• _Task objective_
Word for word, write out all the entries below, omitting every picture.
BEGIN Records supplied
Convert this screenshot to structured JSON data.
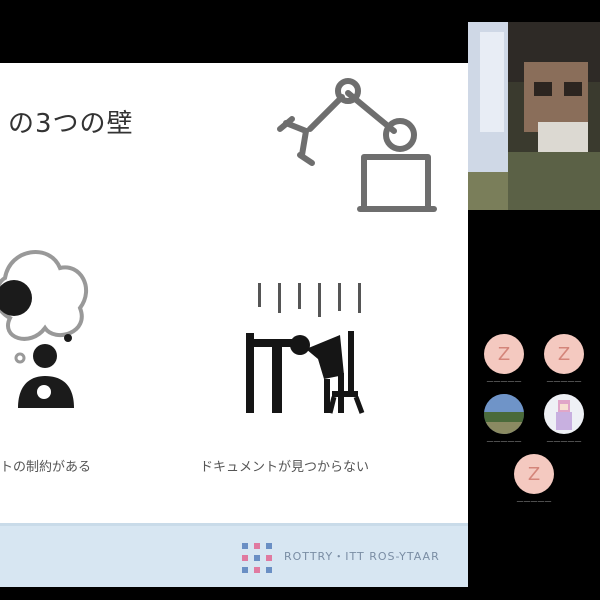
{
  "slide": {
    "title": "の3つの壁",
    "captions": {
      "left": "トの制約がある",
      "right": "ドキュメントが見つからない"
    },
    "footer_text": "ROTTRY・ITT ROS-YTAAR"
  },
  "participants": [
    {
      "initial": "Z",
      "name": "—————"
    },
    {
      "initial": "Z",
      "name": "—————"
    },
    {
      "initial": "",
      "name": "—————"
    },
    {
      "initial": "",
      "name": "—————"
    },
    {
      "initial": "Z",
      "name": "—————"
    }
  ],
  "colors": {
    "slide_bg": "#ffffff",
    "footer_bg": "#d7e6f2",
    "avatar_bg": "#f4c9c0",
    "avatar_text": "#d4857a"
  }
}
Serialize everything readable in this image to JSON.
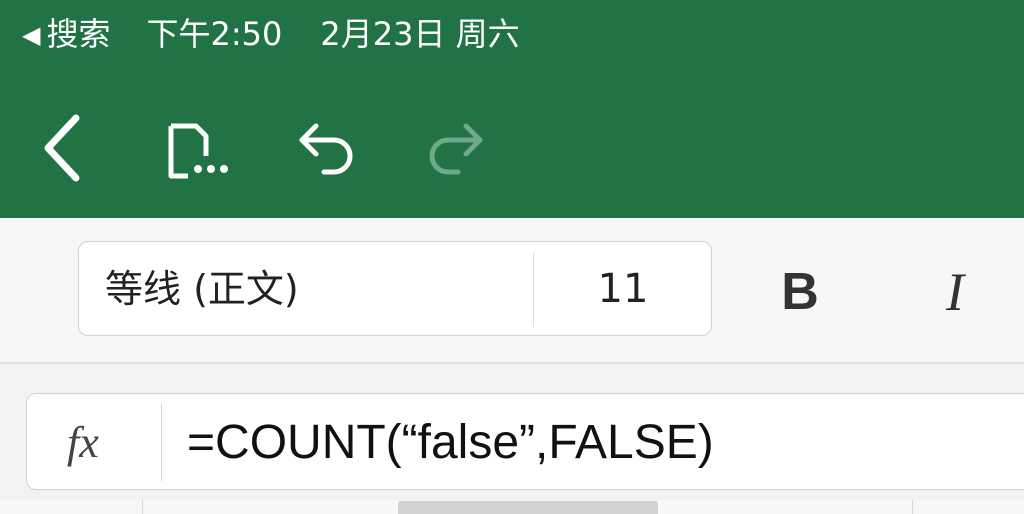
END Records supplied
• _Completed task_
Convert this screenshot to structured JSON data.
{
  "slide": {
    "title": "の3つの壁",
    "captions": {
      "left": "トの制約がある",
      "right": "ドキュメントが見つからない"
    },
    "footer_text": "ROTTRY・ITT ROS-YTAAR"
  },
  "participants": [
    {
      "initial": "Z",
      "name": "—————"
    },
    {
      "initial": "Z",
      "name": "—————"
    },
    {
      "initial": "",
      "name": "—————"
    },
    {
      "initial": "",
      "name": "—————"
    },
    {
      "initial": "Z",
      "name": "—————"
    }
  ],
  "colors": {
    "slide_bg": "#ffffff",
    "footer_bg": "#d7e6f2",
    "avatar_bg": "#f4c9c0",
    "avatar_text": "#d4857a"
  }
}
Serialize everything readable in this image to JSON.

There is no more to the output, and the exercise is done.